LINCOLN, Neb.--Transcrypt International plans to introduce in the first quarter 2005 its first Dark Star offering, a digital scrambler for Motorola Pro Series Radios.

The company introduced Dark Star at the Association of Public-Safety Communications Officials conference in Montreal in August. The scrambler, which resides in the portable handset, enables digital encryption for analog radios. A huge market exists for such a product, according to Jenny Christensen, the company’s marketing director.

“We’ve all heard that digital is the future, but the shift to digital won’t happen over night,” Christensen said. “There are tens of thousands of analog radios out there.”

Christensen predicted the company’s window of opportunity for Dark Star wouldn’t be short-term. “There’s still a lot of doubt regarding P25 (the APCO-backed standard developed to guide the migration from analog to digital). There’s a lot of fragmentation concerning the [various protocols] and there’s a money shortage. Many public-safety agencies won’t be able to rip up infrastructure. The money’s not going to be there for a while. It’s going to take time.”

One aspect of the Dark Star scrambler—which uses a 128-bit encryption key—that could help public safety in this regard is that it is backward compatible with Transcrypt’s 460 scrambler. For example, a law enforcement agency that isn’t in a position to transition all of its radios to digital could migrate a lesser number for a specialized or elite unit. Members of that unit then could communicate with each other on the higher security level, but also communicate with all other member of the agency on the lower security level.

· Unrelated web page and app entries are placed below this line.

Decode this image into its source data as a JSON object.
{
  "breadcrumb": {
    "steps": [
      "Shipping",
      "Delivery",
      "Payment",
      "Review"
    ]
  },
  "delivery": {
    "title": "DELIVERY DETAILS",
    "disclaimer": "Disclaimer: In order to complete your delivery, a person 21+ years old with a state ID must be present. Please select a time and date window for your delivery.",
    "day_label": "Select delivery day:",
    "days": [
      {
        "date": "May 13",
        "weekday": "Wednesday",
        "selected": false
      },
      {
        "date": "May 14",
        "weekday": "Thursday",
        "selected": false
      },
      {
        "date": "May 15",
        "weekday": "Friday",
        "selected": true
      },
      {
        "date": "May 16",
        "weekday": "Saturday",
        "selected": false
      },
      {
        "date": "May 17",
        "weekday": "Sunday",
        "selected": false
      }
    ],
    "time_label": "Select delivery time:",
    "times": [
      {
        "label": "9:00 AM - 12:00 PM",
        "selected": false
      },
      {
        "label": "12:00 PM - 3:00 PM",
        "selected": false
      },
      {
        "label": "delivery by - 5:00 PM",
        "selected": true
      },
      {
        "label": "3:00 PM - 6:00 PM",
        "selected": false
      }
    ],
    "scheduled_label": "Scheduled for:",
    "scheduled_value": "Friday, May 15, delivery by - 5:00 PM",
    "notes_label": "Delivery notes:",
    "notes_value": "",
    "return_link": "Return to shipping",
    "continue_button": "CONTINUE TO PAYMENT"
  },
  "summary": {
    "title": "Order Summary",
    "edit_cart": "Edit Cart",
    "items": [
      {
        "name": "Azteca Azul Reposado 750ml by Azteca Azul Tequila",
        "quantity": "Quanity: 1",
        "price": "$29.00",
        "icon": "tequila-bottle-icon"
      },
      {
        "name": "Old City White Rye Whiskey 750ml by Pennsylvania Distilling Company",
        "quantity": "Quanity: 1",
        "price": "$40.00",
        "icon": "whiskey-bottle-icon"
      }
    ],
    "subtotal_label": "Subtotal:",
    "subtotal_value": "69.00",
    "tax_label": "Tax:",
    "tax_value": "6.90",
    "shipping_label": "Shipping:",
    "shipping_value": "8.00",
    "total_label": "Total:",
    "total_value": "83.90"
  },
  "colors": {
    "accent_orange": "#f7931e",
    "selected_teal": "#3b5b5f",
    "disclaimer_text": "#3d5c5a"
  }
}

Dark Star also eliminates audio cutoff when the radio is keyed and allows late entry and reentry into encrypted conversations, Christensen said.